Work to complete:
The word "services" occurs in some lines of the listing. Copy those lines.

────────────────────────────────────────

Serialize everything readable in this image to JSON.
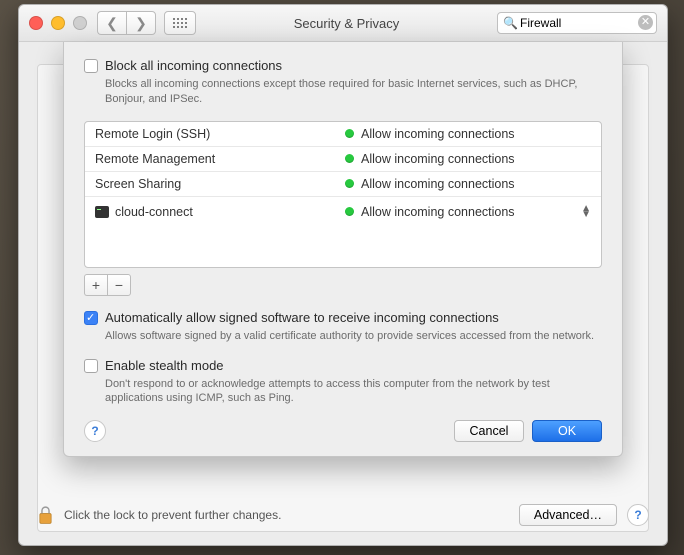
{
  "window": {
    "title": "Security & Privacy",
    "search_value": "Firewall"
  },
  "sheet": {
    "block_all": {
      "label": "Block all incoming connections",
      "desc": "Blocks all incoming connections except those required for basic Internet services,  such as DHCP, Bonjour, and IPSec."
    },
    "services": [
      {
        "name": "Remote Login (SSH)",
        "status": "Allow incoming connections"
      },
      {
        "name": "Remote Management",
        "status": "Allow incoming connections"
      },
      {
        "name": "Screen Sharing",
        "status": "Allow incoming connections"
      }
    ],
    "apps": [
      {
        "name": "cloud-connect",
        "status": "Allow incoming connections"
      }
    ],
    "auto_allow": {
      "label": "Automatically allow signed software to receive incoming connections",
      "desc": "Allows software signed by a valid certificate authority to provide services accessed from the network."
    },
    "stealth": {
      "label": "Enable stealth mode",
      "desc": "Don't respond to or acknowledge attempts to access this computer from the network by test applications using ICMP, such as Ping."
    },
    "buttons": {
      "cancel": "Cancel",
      "ok": "OK"
    }
  },
  "footer": {
    "lock_text": "Click the lock to prevent further changes.",
    "advanced": "Advanced…"
  }
}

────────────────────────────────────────

Answer space:
      "desc": "Blocks all incoming connections except those required for basic Internet services,  such as DHCP, Bonjour, and IPSec."
    "services": [
      "desc": "Allows software signed by a valid certificate authority to provide services accessed from the network."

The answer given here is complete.